At the beginning of this year I wrote of my enthusiasm for the TF Gear Classic Nan-Tec Barbel rods I’d bought for the coming season, would I “…christen them with a double?” I asked. Well, as it happened, I was unable to get out in June and July as much as I’d have liked but early August saw me doing regular after-work sessions on my local stretch of river. As a rule I use the finer, very sensitive top section for my barbel fishing despite the disconcerting bend it adopts on hurling 4oz of bait-packed feeder to the far bank; but I’ve taken to using the standard tops which are sufficiently tactile to show me when a fish is interested.

And so it was a couple of Mondays ago.

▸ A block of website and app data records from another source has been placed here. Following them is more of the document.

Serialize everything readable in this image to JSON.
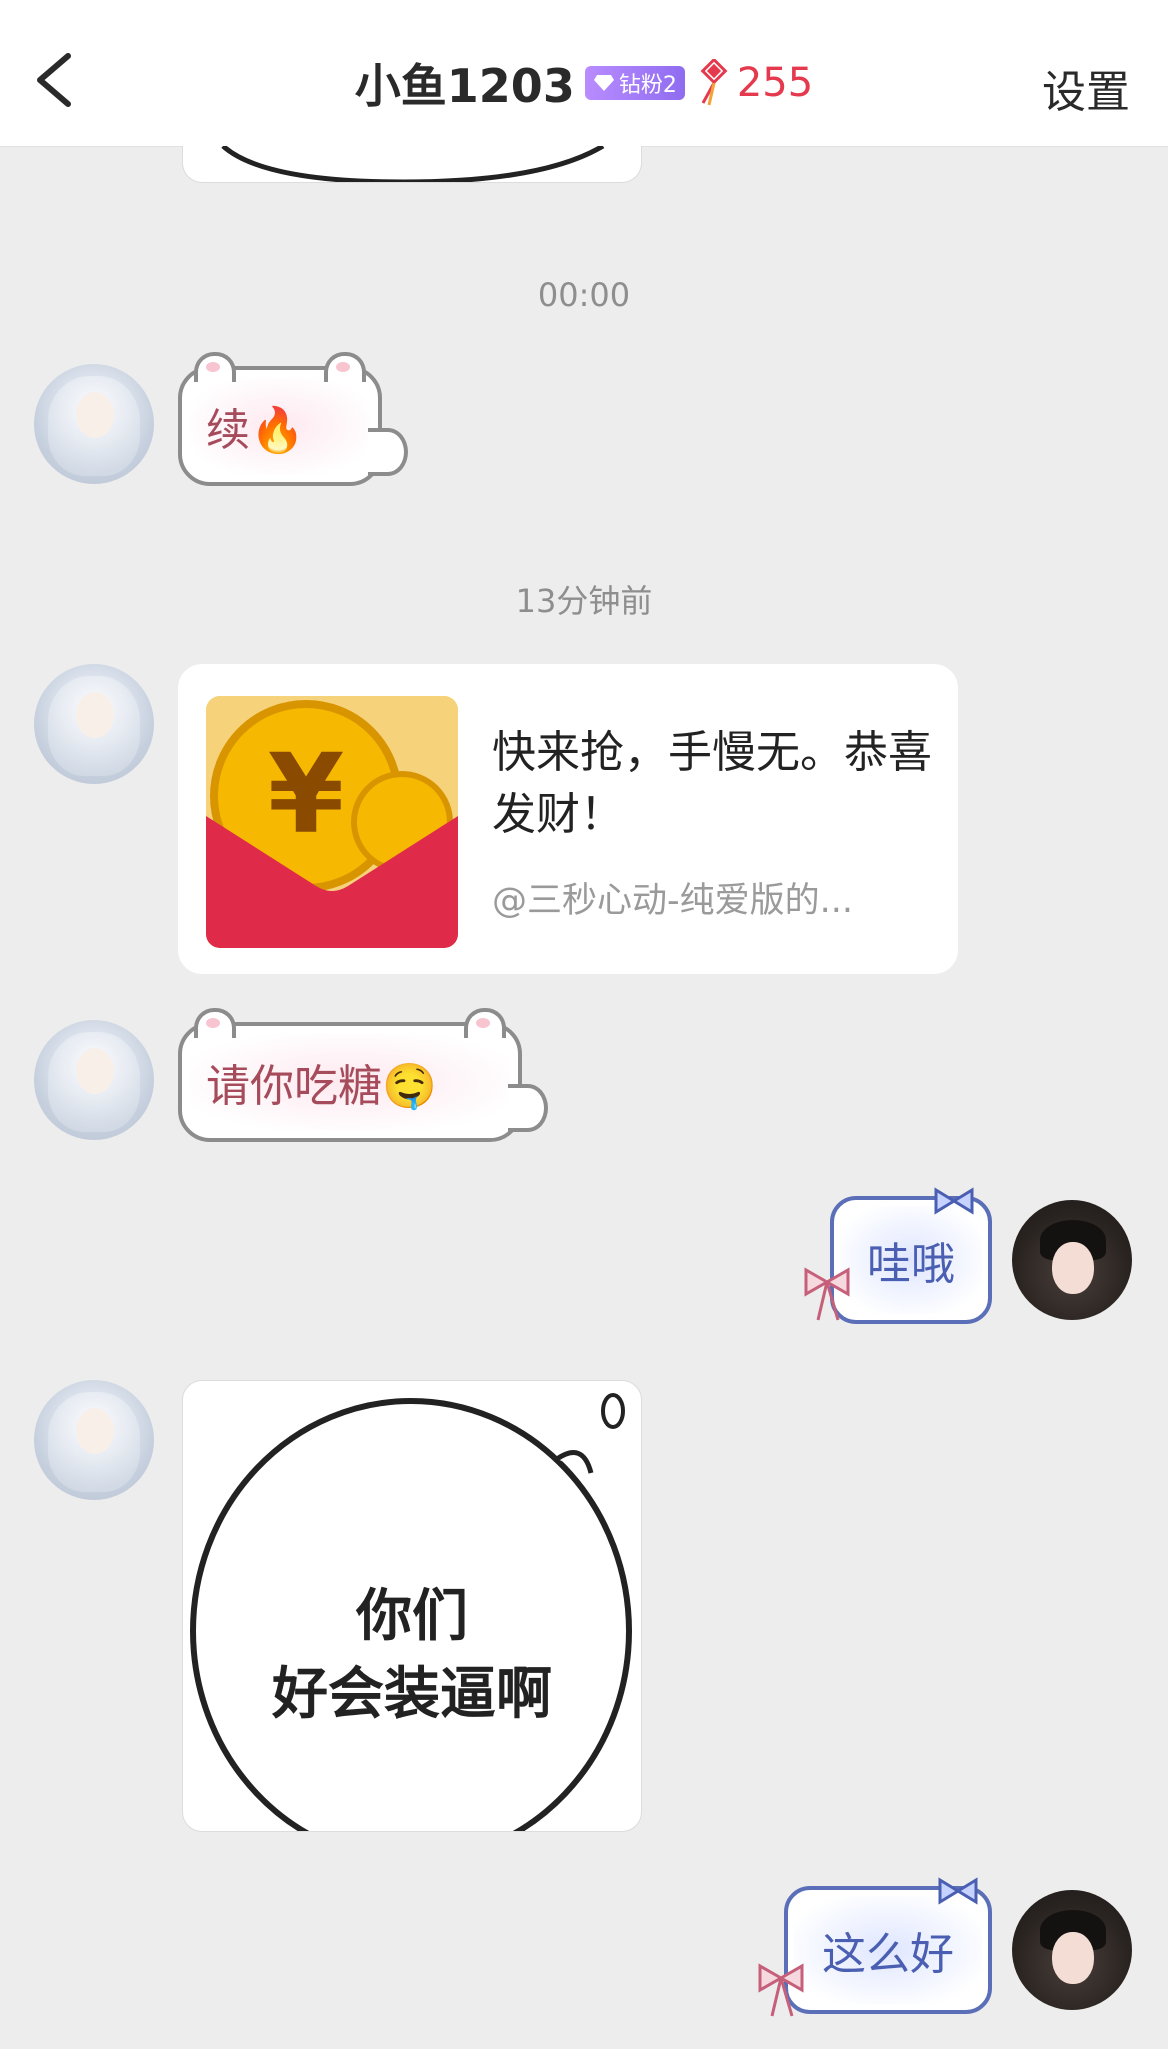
{
  "header": {
    "title": "小鱼1203",
    "fan_badge": "钻粉2",
    "knot_count": "255",
    "settings_label": "设置"
  },
  "colors": {
    "accent_red": "#e5394d",
    "badge_purple": "#9b74f2",
    "bubble_blue": "#5a6fb8",
    "background": "#ededed"
  },
  "messages": [
    {
      "type": "timestamp",
      "text": "00:00"
    },
    {
      "type": "sticker",
      "side": "left",
      "text": "续🔥"
    },
    {
      "type": "timestamp",
      "text": "13分钟前"
    },
    {
      "type": "red_packet",
      "side": "left",
      "text": "快来抢，手慢无。恭喜发财！",
      "sub": "@三秒心动-纯爱版的..."
    },
    {
      "type": "sticker",
      "side": "left",
      "text": "请你吃糖🤤"
    },
    {
      "type": "sticker",
      "side": "right",
      "text": "哇哦"
    },
    {
      "type": "image",
      "side": "left",
      "text_line1": "你们",
      "text_line2": "好会装逼啊"
    },
    {
      "type": "sticker",
      "side": "right",
      "text": "这么好"
    }
  ]
}
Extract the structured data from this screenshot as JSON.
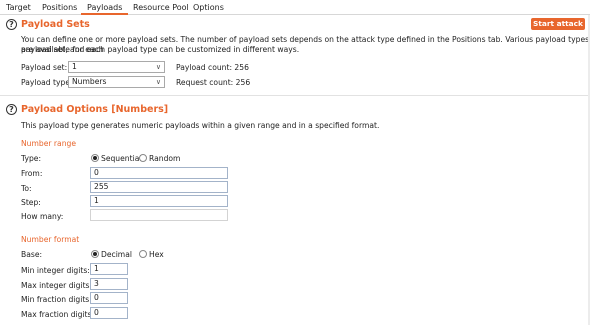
{
  "tabs": [
    "Target",
    "Positions",
    "Payloads",
    "Resource Pool",
    "Options"
  ],
  "payload_sets": {
    "title": "Payload Sets",
    "start_attack": "Start attack",
    "desc_line1": "You can define one or more payload sets. The number of payload sets depends on the attack type defined in the Positions tab. Various payload types are available for each",
    "desc_line2": "payload set, and each payload type can be customized in different ways.",
    "set_label": "Payload set:",
    "set_value": "1",
    "type_label": "Payload type:",
    "type_value": "Numbers",
    "count": "Payload count: 256",
    "request": "Request count: 256"
  },
  "payload_options": {
    "title": "Payload Options [Numbers]",
    "desc": "This payload type generates numeric payloads within a given range and in a specified format.",
    "range_title": "Number range",
    "type_label": "Type:",
    "sequential": "Sequential",
    "random": "Random",
    "from_label": "From:",
    "from_value": "0",
    "to_label": "To:",
    "to_value": "255",
    "step_label": "Step:",
    "step_value": "1",
    "howmany_label": "How many:",
    "howmany_value": "",
    "format_title": "Number format",
    "base_label": "Base:",
    "decimal": "Decimal",
    "hex": "Hex",
    "min_int_label": "Min integer digits:",
    "min_int_value": "1",
    "max_int_label": "Max integer digits:",
    "max_int_value": "3",
    "min_frac_label": "Min fraction digits:",
    "min_frac_value": "0",
    "max_frac_label": "Max fraction digits:",
    "max_frac_value": "0"
  },
  "icons": {
    "help": "?",
    "chevron": "∨"
  },
  "colors": {
    "accent": "#e8662d"
  }
}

Fishing alongside His Wyeness, Geoffrey Maynard of Hay, and sharing a recently acquired Korum Rod River Tripod, my unblinking attention to my rod-tip was rewarded by two or three slow pulls; there was nothing rhythmic about them so I discarded any suspicion that my rig had merely rolled in the current or had picked up a twig or something. My right talon poised for action, I watched the rod-tip bow a fourth time and on this occasion it went over just a fraction further and stayed there! The classic barbel fishing rod was swept back with some enthusiasm, (I assure you!) taking on a pleasing bend just past the perpendicular. At this stage the fish might have been of any size but only a few seconds passed before I was able to state – and I did – that “This is a good fish, Geoff – a big one”

His Wyeness – it must be said – was a little nonchalant and reluctant to look up from his PVA activities. “Tell me if you need the net” he said; his head down in concentration, apparently uninterested in my increasingly lively barbel-battle.

“Well…I’m pretty sure this is a double” I replied as the fish yanked-down the rod and tore ten yards of 8lb mono off the Shimano, but Geoff had seen too many five and six pound ‘doubles’ to stir his complacency.

“Ok…give us a moment”

Normally I would net the fish myself but the bank at this point necessitated the assistance of an extra pair of hands. Not before time, His Wyeness stood and took in the scene: 2lb test curve barbel fishing rod arced and repeatedly stabbing at the water, Shimano issuing short, staccato bursts of complaint, great patches of flattened water and one very excited angler…the penny dropped and he was soon in serious mode, net poised for the job.

Before long, a bulging, glistening net was placed on the grass and parted to reveal what was clearly the best fish of the season from this stretch. On the scales the needle settled at just 2oz short of 12lb – a fine fish indeed.